The engineer who supervised the just completed $1.5 million repairs at Wolf Trap's Filene Center, where a nine-foot crack was discovered in a steel support beam four months ago, said yesterday he could not guarantee that another mishap will not occur in very cold weather.
However, he said it was highly unlikely that the center would face a similar problem during the performing arts center's summer season, scheduled to begin June 11.
"It's very, very unlikely that there is any possibility of . . . a fracture during the summer season," said the engineer, O. Charles Guedelhoefer, during a press conference yesterday. "But until the metallurgical tests come back, I can't say definitively that it won't happen again at negative 6 or negative 7 degrees below zero."
The dramatic, two-inch-wide crack was discovered Jan. 24, days after a severe cold snap paralyzed the metropolitan area. After tests were performed at Lehigh University in Bethlehem, Pa., in February, engineers concluded that the crack was caused by a combination of factors, including cold temperatures, wind, a welding flaw and poor metallurgy.
The fissure caused the Filene Center's roof to sag visibly, and in April engineers used a hydraulic jack to boost it nearly 10 inches to its original height. Scaffolding helped buttress the roof until last month.

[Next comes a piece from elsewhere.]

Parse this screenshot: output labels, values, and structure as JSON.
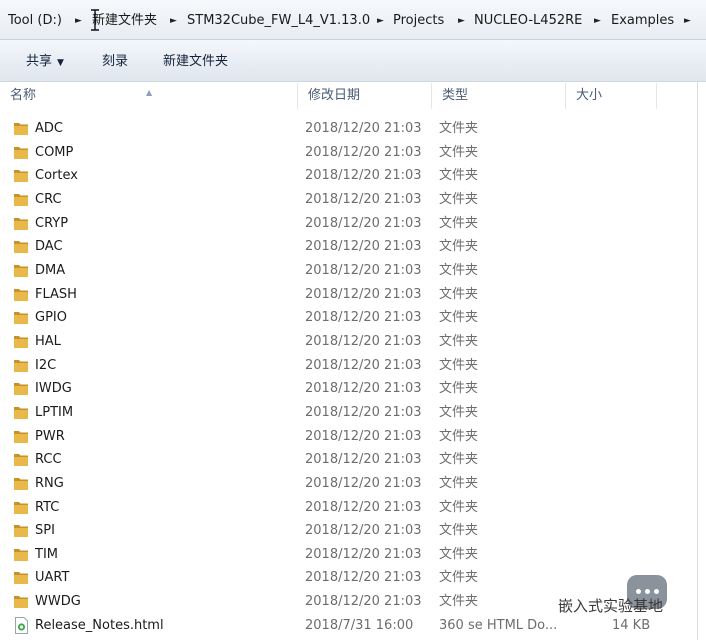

Yesterday, workers were readying the stage set and cleaning up the building in preparation for the season opener, which features Beverly Sills and the New York City Opera. Signs posted around the building warned: "Hard Hat Area."
The Filene Center is the centerpiece of this country's first national park for the performing arts. Officials for the Wolf Trap Foundation, which handles programming at the center, said ticket sales for the summer's 11-week season are well ahead of those in past years.
In addition to repairing and reinforcing the 130-foot-long beam where the crack was found, workers have tested, inspected and upgraded welds throughout the $18 million structure.
Guedelhoefer, a principal with the Chicago-based structural engineering firm of Raths, Raths and Johnson that was hired by the Wolf Trap Foundation to supervise repair work, said $200,000 of the $1.5 million repair bill was spent on inspections and quality control.
Guedelhoefer called the repairs "very complex" and "very successful," and said the work "greatly minimized the chance of recurrence." He said about a dozen subcontractors worked on the repairs.
Guedelhoefer said he is awaiting results on more than 100 test samples that will determine the beam and weld metallurgy -- essentially the recipe by which steel is made.
The initial repair bill will be paid in large part by the Kemper Life Insurance Co., which represents the Wolf Trap Foundation, and by some of the subcontractors who rebuilt the Filene Center after it was destroyed in a 1982 fire, Guedelhoefer said.
Guedelhoefer would not say how the costs would be divided, but he said lawsuits are likely among the various contractors and insurance firms to sort out liability.
The companies involved in the rebuilding of the center include Dewberry & Davis, the Northern Virginia architectural and engineering firm that designed the Filene Center and specified the materials used in the welding and beam; Globe Iron Construction, a Norfolk concern that fabricated the beam; Materials Testing Laboratories, also of Norfolk, which tested the welds; Bethlehem Steel of Bethlehem, Pa., the steel supplier, and G & C Construction of Vienna, the chief contractor.